■ **What you need to do**: Select the lines of the records containing the word "Scatter" and list them.
++++ Records to process ++++
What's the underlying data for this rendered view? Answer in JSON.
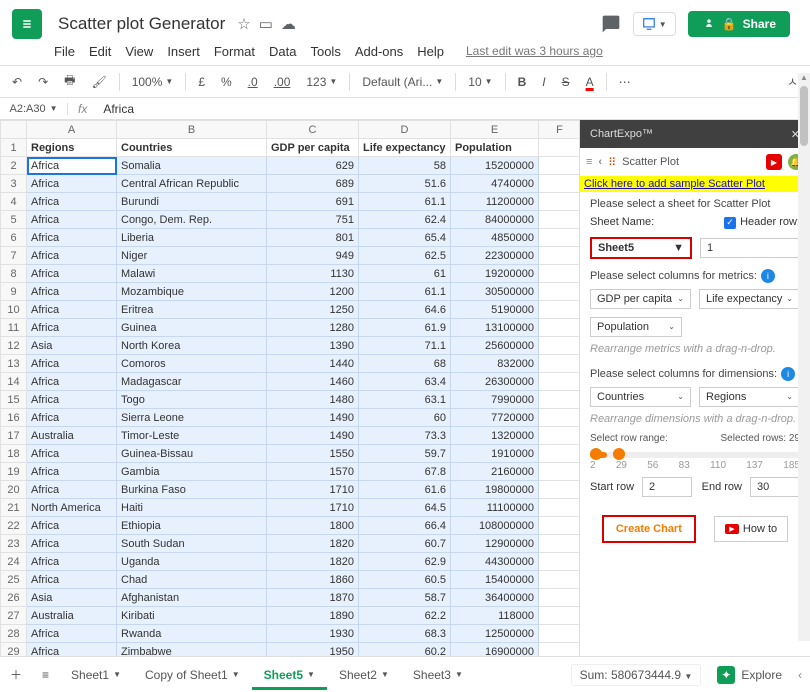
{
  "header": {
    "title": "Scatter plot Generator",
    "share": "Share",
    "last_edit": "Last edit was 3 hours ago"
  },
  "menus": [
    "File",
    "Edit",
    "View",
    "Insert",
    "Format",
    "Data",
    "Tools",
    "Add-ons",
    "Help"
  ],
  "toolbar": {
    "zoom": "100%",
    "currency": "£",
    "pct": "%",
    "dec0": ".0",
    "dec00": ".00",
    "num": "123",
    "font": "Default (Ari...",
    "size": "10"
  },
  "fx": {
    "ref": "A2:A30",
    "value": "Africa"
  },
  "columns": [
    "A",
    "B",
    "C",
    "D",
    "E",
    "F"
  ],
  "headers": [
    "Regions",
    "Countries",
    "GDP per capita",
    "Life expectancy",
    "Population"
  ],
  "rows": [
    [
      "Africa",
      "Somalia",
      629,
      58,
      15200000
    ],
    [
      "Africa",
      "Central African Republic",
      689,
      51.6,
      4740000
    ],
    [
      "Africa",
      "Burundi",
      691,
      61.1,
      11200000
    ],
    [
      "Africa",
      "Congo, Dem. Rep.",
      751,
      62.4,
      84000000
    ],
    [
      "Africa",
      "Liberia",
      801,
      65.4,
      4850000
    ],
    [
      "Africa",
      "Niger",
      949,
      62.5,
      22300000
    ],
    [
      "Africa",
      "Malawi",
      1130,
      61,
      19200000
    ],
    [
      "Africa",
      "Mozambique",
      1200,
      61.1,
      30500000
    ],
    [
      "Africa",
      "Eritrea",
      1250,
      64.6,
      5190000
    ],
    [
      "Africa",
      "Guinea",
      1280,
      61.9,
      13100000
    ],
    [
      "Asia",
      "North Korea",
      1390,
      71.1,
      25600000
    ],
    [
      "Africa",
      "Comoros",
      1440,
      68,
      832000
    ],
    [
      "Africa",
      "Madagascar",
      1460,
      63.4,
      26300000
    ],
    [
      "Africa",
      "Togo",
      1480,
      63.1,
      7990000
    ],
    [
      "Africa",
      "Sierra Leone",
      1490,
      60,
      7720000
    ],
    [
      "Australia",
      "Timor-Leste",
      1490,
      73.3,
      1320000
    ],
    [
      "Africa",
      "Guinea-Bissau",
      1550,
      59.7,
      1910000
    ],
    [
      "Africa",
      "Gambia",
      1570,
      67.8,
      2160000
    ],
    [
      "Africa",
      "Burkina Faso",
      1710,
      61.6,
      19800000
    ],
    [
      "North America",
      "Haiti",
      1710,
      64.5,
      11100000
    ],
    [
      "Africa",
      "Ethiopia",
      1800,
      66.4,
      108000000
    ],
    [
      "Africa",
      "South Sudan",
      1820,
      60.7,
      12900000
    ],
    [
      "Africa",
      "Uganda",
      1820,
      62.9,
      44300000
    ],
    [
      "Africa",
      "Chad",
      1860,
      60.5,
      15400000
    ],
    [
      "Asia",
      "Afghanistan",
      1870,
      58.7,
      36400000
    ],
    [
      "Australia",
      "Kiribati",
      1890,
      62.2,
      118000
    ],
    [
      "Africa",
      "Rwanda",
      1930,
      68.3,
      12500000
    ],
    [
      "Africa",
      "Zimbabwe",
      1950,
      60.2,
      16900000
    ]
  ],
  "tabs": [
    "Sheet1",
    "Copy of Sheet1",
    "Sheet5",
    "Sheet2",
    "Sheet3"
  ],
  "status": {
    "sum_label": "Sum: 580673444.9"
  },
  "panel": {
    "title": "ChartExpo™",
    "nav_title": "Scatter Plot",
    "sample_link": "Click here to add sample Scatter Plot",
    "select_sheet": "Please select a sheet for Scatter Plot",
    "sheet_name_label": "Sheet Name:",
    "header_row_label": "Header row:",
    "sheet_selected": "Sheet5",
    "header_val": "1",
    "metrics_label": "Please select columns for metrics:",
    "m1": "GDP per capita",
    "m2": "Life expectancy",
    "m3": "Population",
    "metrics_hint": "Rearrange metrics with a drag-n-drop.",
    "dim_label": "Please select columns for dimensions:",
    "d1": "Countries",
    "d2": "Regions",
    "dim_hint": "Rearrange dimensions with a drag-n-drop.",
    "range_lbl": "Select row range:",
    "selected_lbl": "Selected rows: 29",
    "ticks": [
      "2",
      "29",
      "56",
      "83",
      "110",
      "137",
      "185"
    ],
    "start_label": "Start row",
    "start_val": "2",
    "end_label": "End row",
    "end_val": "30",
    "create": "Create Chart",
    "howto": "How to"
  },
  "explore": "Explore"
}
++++
■ **Result for this task**:
    "title": "Scatter plot Generator",
    "nav_title": "Scatter Plot",
    "sample_link": "Click here to add sample Scatter Plot",
    "select_sheet": "Please select a sheet for Scatter Plot",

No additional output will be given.